March 15 will mark one year since Metro Manila and its 12 million inhabitants were placed under community quarantine in an effort to prevent the coronavirus from spreading. Little did we know then that the country would hold the record for enduring the longest lockdown in the entire world.
Almost a year after the quarantine was imposed, Covid-19 vaccines have arrived in the country and vaccinations have started, with medical workers and other frontliners getting first priority. Elsewhere, Israel’s medical inoculation drive — considered the fastest of its kind in the world — already reached 50 percent of its nine-million population and is touted to help alter the trajectory of the pandemic.
It will take some time before all Filipinos gets vaccinated. Challenges in storage and distribution will most certainly come up. Add to this is the fact the government and private sector will work hand in hand to reopen the economy. This requires balance because although we need to prevent the economy from declining further, we also need to remain vigilant as the number of coronavirus cases is surging again.
There are many ways we can do our part, not only as part of business organizations, but also as individuals. Our behavior is not exactly pandemic-friendly, as we are truly sociable, and with the quarantine still in place, socializing is tricky. Some establishments may be reopening for business, but this should not give us a reason to become complacent. In fact, we should remain on our toes all the more. I know it is challenging for many of us to remain under quarantine, and it really has become exhausting, but it is essential to know and understand that working together would help us get through this until every Filipino is inoculated. This may last for a few more years, depending on the government’s vaccine procurement process.
As the first anniversary of the quarantine’s imposition approaches, here are ways we can continue to do our part:
– Stick to your virtual/digital behavior. Purchasing items, ordering food and organizing meetings, among many others — these can still be done and sustained online.
– Prioritize, and prioritize well. If you really have to go out, observe all the necessary safety protocols and keep your distance. Avoid congregating in large crowds. Remember, with new coronavirus variants already in the country, it is now easier to get infected.
– Get tested regularly. Companies have this done regularly to their employees, especially if their job requires face-to-face engagements.
– Support local businesses. Arguably, the best way we can help our nation while dealing with the pandemic is to support local businesses in all ways as much as possible. Think about it.
– Eat well. At the end of the day, eating well and taking care of ourselves would be our first line of defense against the coronavirus,
Happy quarantine anniversary to my fellow Filipinos in Metro Manila. Let us see how the second year will pan out. God bless us all.

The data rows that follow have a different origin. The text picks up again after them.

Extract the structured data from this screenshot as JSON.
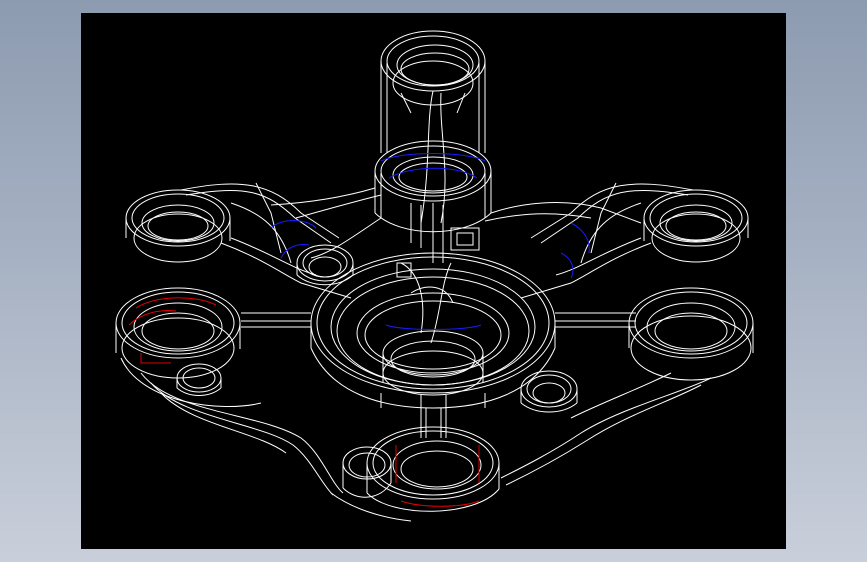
{
  "colors": {
    "backdrop_top": "#8d9bb0",
    "backdrop_bottom": "#c9cfda",
    "viewport_background": "#000000",
    "wireframe_line": "#ffffff",
    "hidden_edge": "#1a1aff",
    "section_edge": "#e00000"
  },
  "viewport": {
    "render_mode": "wireframe",
    "projection": "isometric"
  }
}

Kay Calpo Lugtu is the chief operating officer of Hungry Workhorse, a digital and culture transformation firm. Her advocacies include nation-building, sustainability education and financial literacy. She can be reached at firstname.lastname@example.org.